Friday, September 17, 2010
Meet Tracy From Harmony In Metal
1.Tell us your name and the name of your studio(s) and how or why you chose it. Please provide link(s).
My name is Tracy and my studio is called Harmony In Metal. I struggled with my business name forever. I'd been playing around with variations of my last name and one day while I was driving home from work Harmony In Metal popped into my head and it just seemed like a perfect fit so I ran with it.
Harmony In Metal ArtFire Studio
2.How long have you been creating jewelry and how did you start?
Technically I guess I started in junior high making friendship bracelets out of embroidery floss but I didn't start up again until about 8 or 9 years ago. It was actually a display of beads at Michaels that made me decide to try my hand at real jewelry making. I quickly bored of stringing and started incorporating more and more chain into my work. I picked up the copper wire on a whim one day about 6 years ago and never looked back. At that time there weren't a lot of pre-manufactured things available in pure copper so it pushed me to learn how to make those things myself.
3.Did your jewelry making evolve from another craft?
Yes and no. The friendship bracelets I made as a kid weren't that far of a cry from crochetting but what made me start making jewelry as an adult was simply a store setup change. I was shopping for embroidery floss for a cross stitch project for my then infant son and where I would usually find it suddenly held a display of beads and findings. On a whim I bought beads and findings instead and made my first bracelet later that evening.
4.What is your favorite material to use and why? Do you use other materials?
Hands down it's copper. Like many people I thought I would use it to practice before I moved on to silver, I just never actually moved on. It was a combination of being given the copper roof off an old shed and the first time I ever held a flame to it that hooked me. Both showed me the array of colors the metal could produce but it was that old roof that fascinated me the most. I have spent the past several years figuring out how to duplicate all those wonderful patinas and keep them stable.
I do plan on incorporating some other metals into my pieces as well and maybe even do some pieces completely in silver at some point but the bulk of my work will always include copper.
5. What is your favorite item in your store or what is your favorite type of item to create?
That is such a tough question because there are a few items that are my favorite for one reason or another. My current favorite is my Chysoprase Windows bracelet that I just listed.
It is one of the boldest bracelets I've ever made but it feels like fabric draped across your wrist. I came so close to keeping it for myself I loved the way it felt so much.
I don't really have a favorite type of item to create, it really just depends on my mood at the moment.
6.What or who ( ie: other artists, nature etc. ) inspire you the most?
Not too long after I started making jewelry a friend and I went into a boutique in town and that was where I got my first glimpse of Thomas Mann's work. I was immediately drawn to how different it was from what I was used to and that really drove me to try to make my work stand apart from the crowd. I find inspiration in all kinds of different things. From nature to something someone says or even the lyrics in a song.
7.Tell us something interesting or unique about you or your shop.
I come from a family full of artistic and musically gifted people.
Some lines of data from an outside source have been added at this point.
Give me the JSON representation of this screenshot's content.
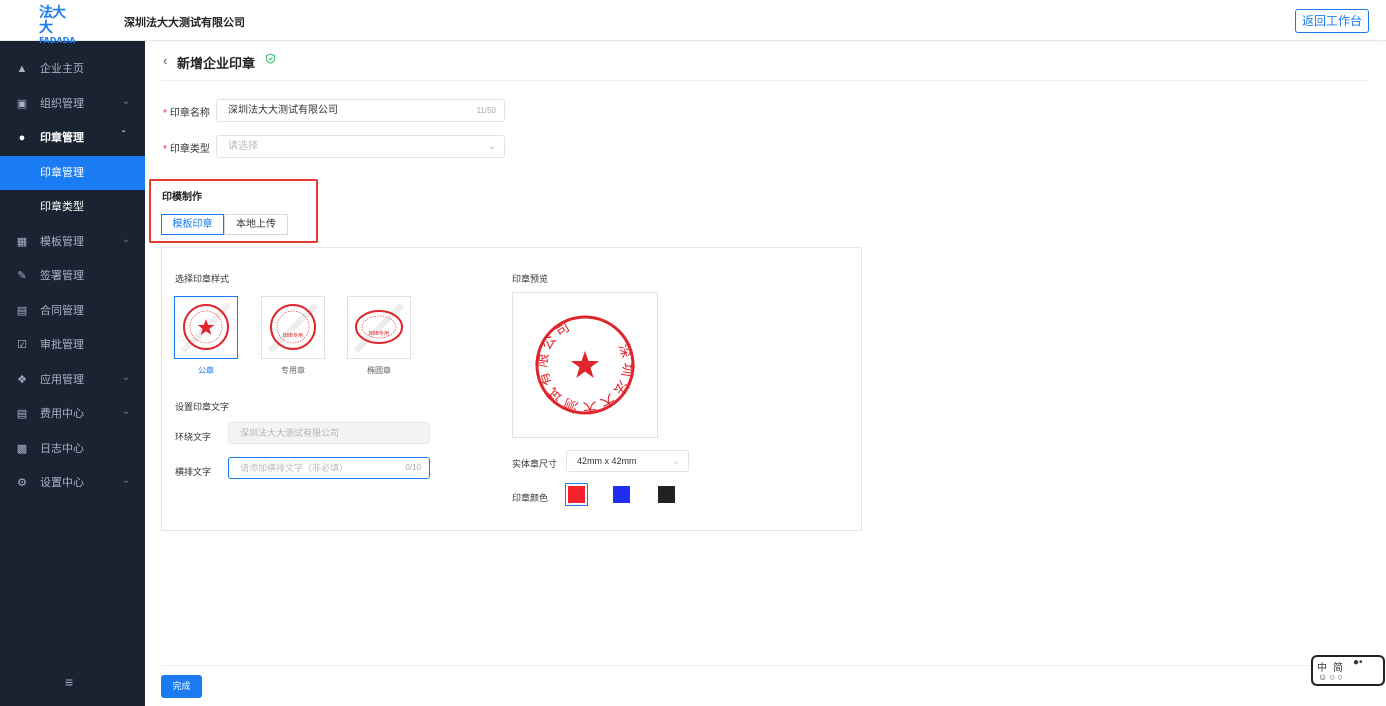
{
  "header": {
    "logo_cn": "法大大",
    "logo_en": "FADADA",
    "company": "深圳法大大测试有限公司",
    "back_button": "返回工作台"
  },
  "sidebar": {
    "items": [
      {
        "label": "企业主页",
        "icon": "home-icon"
      },
      {
        "label": "组织管理",
        "icon": "org-icon"
      },
      {
        "label": "印章管理",
        "icon": "user-icon"
      },
      {
        "label": "印章管理",
        "icon": ""
      },
      {
        "label": "印章类型",
        "icon": ""
      },
      {
        "label": "模板管理",
        "icon": "grid-icon"
      },
      {
        "label": "签署管理",
        "icon": "pen-icon"
      },
      {
        "label": "合同管理",
        "icon": "file-icon"
      },
      {
        "label": "审批管理",
        "icon": "check-icon"
      },
      {
        "label": "应用管理",
        "icon": "app-icon"
      },
      {
        "label": "费用中心",
        "icon": "fee-icon"
      },
      {
        "label": "日志中心",
        "icon": "log-icon"
      },
      {
        "label": "设置中心",
        "icon": "gear-icon"
      }
    ]
  },
  "page": {
    "title": "新增企业印章",
    "seal_name_label": "印章名称",
    "seal_name_value": "深圳法大大测试有限公司",
    "seal_name_count": "11/50",
    "seal_type_label": "印章类型",
    "seal_type_placeholder": "请选择",
    "make_title": "印模制作",
    "tab_template": "模板印章",
    "tab_upload": "本地上传",
    "choose_style": "选择印章样式",
    "styles": [
      "公章",
      "专用章",
      "椭圆章"
    ],
    "set_text": "设置印章文字",
    "ring_label": "环绕文字",
    "ring_value": "深圳法大大测试有限公司",
    "horiz_label": "横排文字",
    "horiz_placeholder": "请添加横排文字（非必填）",
    "horiz_count": "0/10",
    "preview_title": "印章预览",
    "size_label": "实体章尺寸",
    "size_value": "42mm x 42mm",
    "color_label": "印章颜色",
    "colors": [
      "#f5222d",
      "#1f2ef2",
      "#222222"
    ],
    "done_button": "完成"
  },
  "stamp_preview_text": "深圳法大大测试有限公司",
  "mini_stamp_text": {
    "special": "BBB专用",
    "oval": "BBB专用"
  },
  "ime": {
    "char": "中",
    "char2": "简"
  }
}
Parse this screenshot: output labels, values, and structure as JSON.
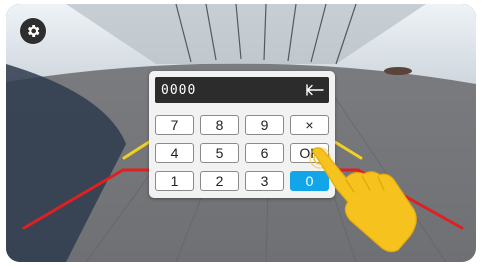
{
  "screen": {
    "mode": "rear camera view"
  },
  "toolbar": {
    "settings_icon": "gear-icon"
  },
  "keypad": {
    "pin_value": "0000",
    "backspace_icon": "backspace-arrow-icon",
    "rows": [
      [
        "7",
        "8",
        "9",
        "×"
      ],
      [
        "4",
        "5",
        "6",
        "OK"
      ],
      [
        "1",
        "2",
        "3",
        "0"
      ]
    ]
  },
  "guide_lines": {
    "near": "#e02020",
    "mid": "#f0d020"
  },
  "colors": {
    "accent": "#12a6e8",
    "hand": "#f5c21e"
  }
}
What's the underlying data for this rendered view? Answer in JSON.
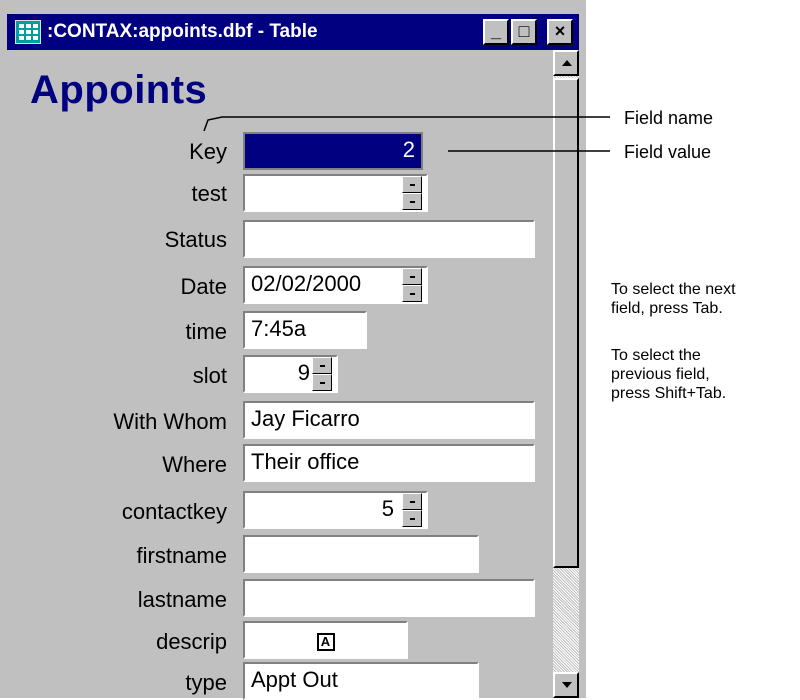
{
  "window": {
    "title": ":CONTAX:appoints.dbf - Table",
    "minimize_glyph": "_",
    "maximize_glyph": "□",
    "close_glyph": "×"
  },
  "form": {
    "title": "Appoints",
    "fields": [
      {
        "label": "Key",
        "value": "2"
      },
      {
        "label": "test",
        "value": ""
      },
      {
        "label": "Status",
        "value": ""
      },
      {
        "label": "Date",
        "value": "02/02/2000"
      },
      {
        "label": "time",
        "value": "7:45a"
      },
      {
        "label": "slot",
        "value": "9"
      },
      {
        "label": "With Whom",
        "value": "Jay Ficarro"
      },
      {
        "label": "Where",
        "value": "Their office"
      },
      {
        "label": "contactkey",
        "value": "5"
      },
      {
        "label": "firstname",
        "value": ""
      },
      {
        "label": "lastname",
        "value": ""
      },
      {
        "label": "descrip",
        "value": ""
      },
      {
        "label": "type",
        "value": "Appt Out"
      }
    ],
    "memo_icon_glyph": "A"
  },
  "annotations": {
    "field_name": "Field name",
    "field_value": "Field value",
    "help_next": "To select the next\nfield, press Tab.",
    "help_prev": "To select the\nprevious field,\npress Shift+Tab."
  },
  "colors": {
    "titlebar": "#000080",
    "window_face": "#c0c0c0",
    "selected_field": "#000080",
    "form_title": "#000080"
  }
}
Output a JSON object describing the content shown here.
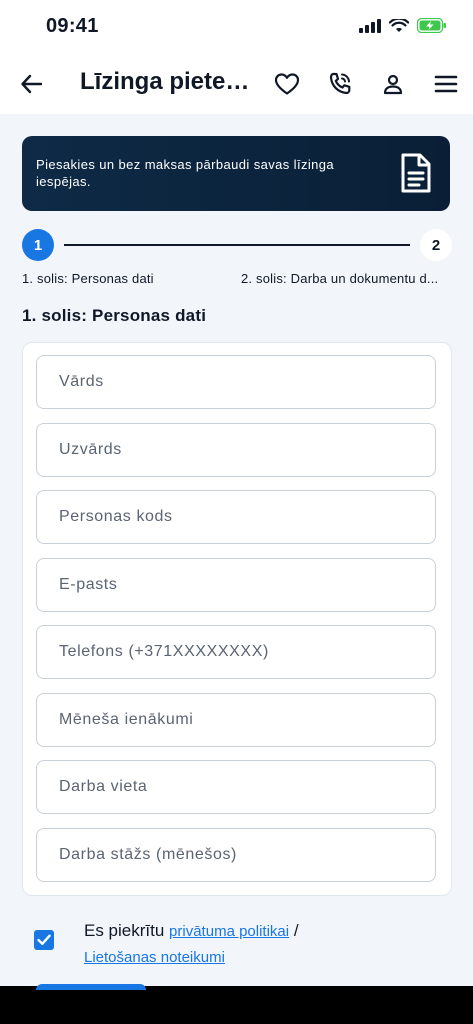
{
  "status_bar": {
    "time": "09:41"
  },
  "header": {
    "title": "Līzinga pietei..."
  },
  "banner": {
    "text": "Piesakies un bez maksas pārbaudi savas līzinga iespējas."
  },
  "stepper": {
    "steps": [
      {
        "number": "1",
        "label": "1. solis: Personas dati",
        "active": true
      },
      {
        "number": "2",
        "label": "2. solis: Darba un dokumentu d...",
        "active": false
      }
    ]
  },
  "section": {
    "title": "1. solis: Personas dati"
  },
  "form": {
    "fields": [
      {
        "placeholder": "Vārds"
      },
      {
        "placeholder": "Uzvārds"
      },
      {
        "placeholder": "Personas kods"
      },
      {
        "placeholder": "E-pasts"
      },
      {
        "placeholder": "Telefons (+371XXXXXXXX)"
      },
      {
        "placeholder": "Mēneša ienākumi"
      },
      {
        "placeholder": "Darba vieta"
      },
      {
        "placeholder": "Darba stāžs (mēnešos)"
      }
    ]
  },
  "consent": {
    "checked": true,
    "prefix": "Es piekrītu",
    "privacy_link": "privātuma politikai",
    "separator": "/",
    "terms_link": "Lietošanas noteikumi"
  },
  "colors": {
    "accent": "#1877e3",
    "banner": "#0e2a46",
    "background": "#f2f6fb"
  }
}
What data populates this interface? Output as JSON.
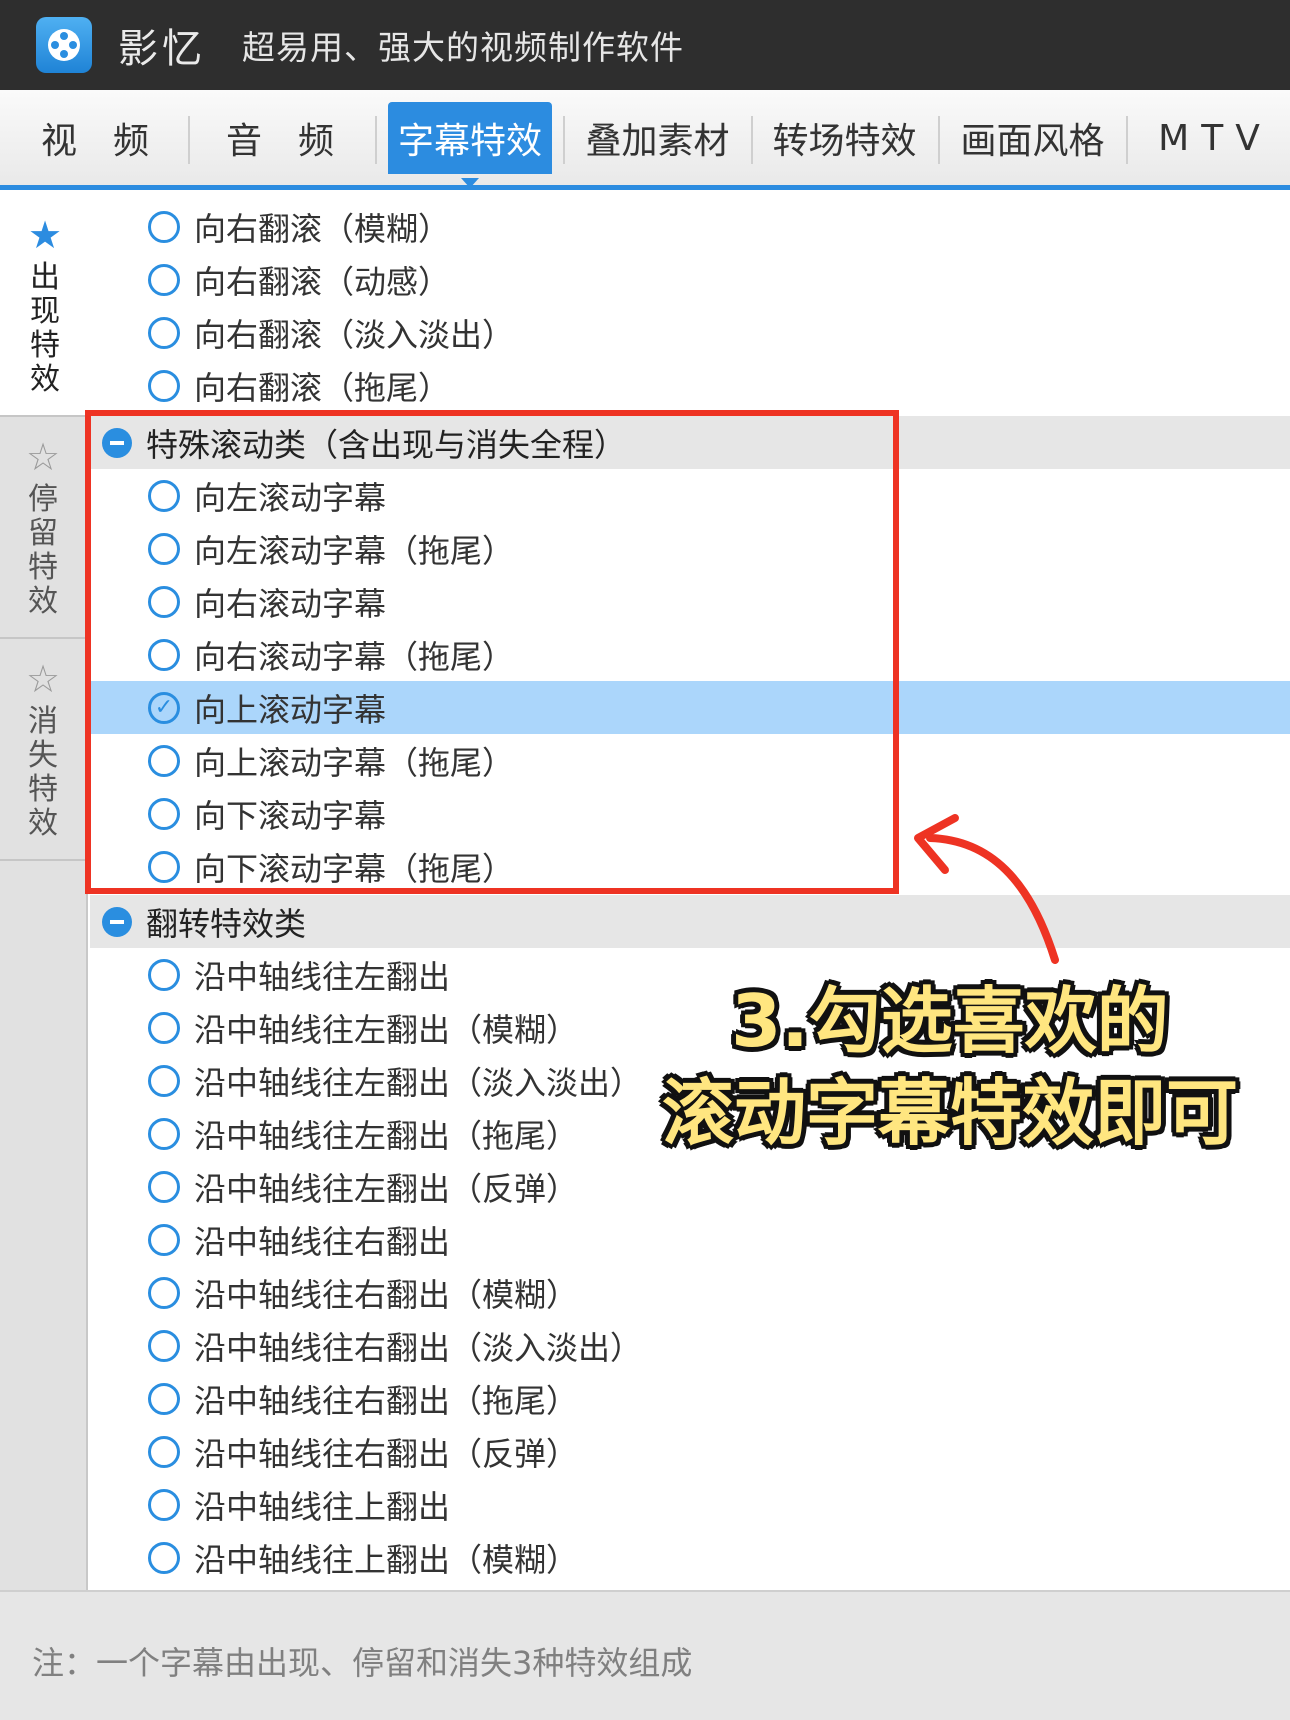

For a good majority of my life I couldn't figure out how I could be the only one without a creative bone in my body. I can't play a single instrument and most kindergartners can draw better than I can. It wasn't until I first held a saw in my hand that I finally realized I was creative, I'd just never found the right outlet before.
8.What advice or tip would you give to other artists?
Since I'm a chainmaille artist first and foremost, ring closures are very important. This applies to any jump ring ever used in jewelry, a smooth tight closure not only gives your work a more professional appearance it also makes the connection itself stronger.
Never be afraid to try a new technique and then practice, practice, practice. No matter what you're doing you will get better the more you do it and there will come a time that you laugh about how hard you used to think it was.
9.Where can you be found around the web? Please provide links to your pages/social sites.